▶ **PROBLEM DETAILS**
Retype the records in full, and please keep the pictures out of the copy.

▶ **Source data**
-- Opening Marker --
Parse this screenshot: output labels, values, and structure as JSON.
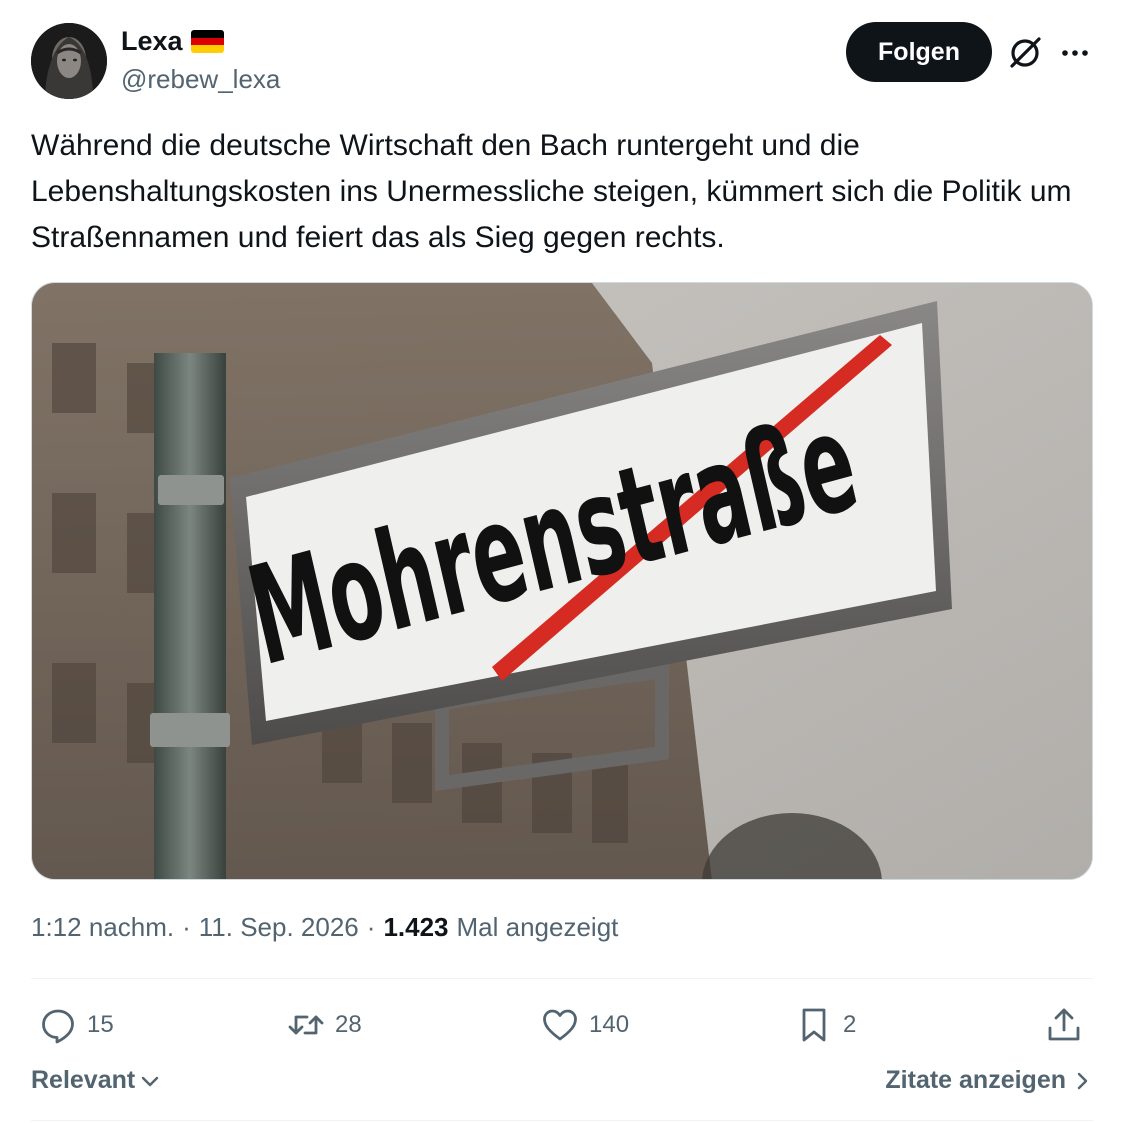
{
  "author": {
    "display_name": "Lexa",
    "handle": "@rebew_lexa",
    "flag_icon": "german-flag-icon",
    "flag_colors": [
      "#000000",
      "#dd0000",
      "#ffce00"
    ]
  },
  "header": {
    "follow_label": "Folgen",
    "grok_icon": "grok-icon",
    "more_icon": "more-icon"
  },
  "tweet": {
    "text": "Während die deutsche Wirtschaft den Bach runtergeht und die Lebenshaltungskosten ins Unermessliche steigen, kümmert sich die Politik um Straßennamen und feiert das als Sieg gegen rechts.",
    "image": {
      "sign_text": "Mohrenstraße",
      "description_icon": "street-sign-image"
    }
  },
  "meta": {
    "time": "1:12 nachm.",
    "separator1": "·",
    "date": "11. Sep. 2026",
    "separator2": "·",
    "views_count": "1.423",
    "views_label": "Mal angezeigt"
  },
  "actions": {
    "reply_count": "15",
    "retweet_count": "28",
    "like_count": "140",
    "bookmark_count": "2"
  },
  "footer": {
    "sort_label": "Relevant",
    "quotes_label": "Zitate anzeigen"
  },
  "colors": {
    "text_primary": "#0f1419",
    "text_secondary": "#536471",
    "divider": "#eff3f4",
    "strike_red": "#d62b22"
  }
}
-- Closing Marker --
▶ **REPLY**
Parse this screenshot: output labels, values, and structure as JSON.
{
  "author": {
    "display_name": "Lexa",
    "handle": "@rebew_lexa",
    "flag_icon": "german-flag-icon",
    "flag_colors": [
      "#000000",
      "#dd0000",
      "#ffce00"
    ]
  },
  "header": {
    "follow_label": "Folgen",
    "grok_icon": "grok-icon",
    "more_icon": "more-icon"
  },
  "tweet": {
    "text": "Während die deutsche Wirtschaft den Bach runtergeht und die Lebenshaltungskosten ins Unermessliche steigen, kümmert sich die Politik um Straßennamen und feiert das als Sieg gegen rechts.",
    "image": {
      "sign_text": "Mohrenstraße",
      "description_icon": "street-sign-image"
    }
  },
  "meta": {
    "time": "1:12 nachm.",
    "separator1": "·",
    "date": "11. Sep. 2026",
    "separator2": "·",
    "views_count": "1.423",
    "views_label": "Mal angezeigt"
  },
  "actions": {
    "reply_count": "15",
    "retweet_count": "28",
    "like_count": "140",
    "bookmark_count": "2"
  },
  "footer": {
    "sort_label": "Relevant",
    "quotes_label": "Zitate anzeigen"
  },
  "colors": {
    "text_primary": "#0f1419",
    "text_secondary": "#536471",
    "divider": "#eff3f4",
    "strike_red": "#d62b22"
  }
}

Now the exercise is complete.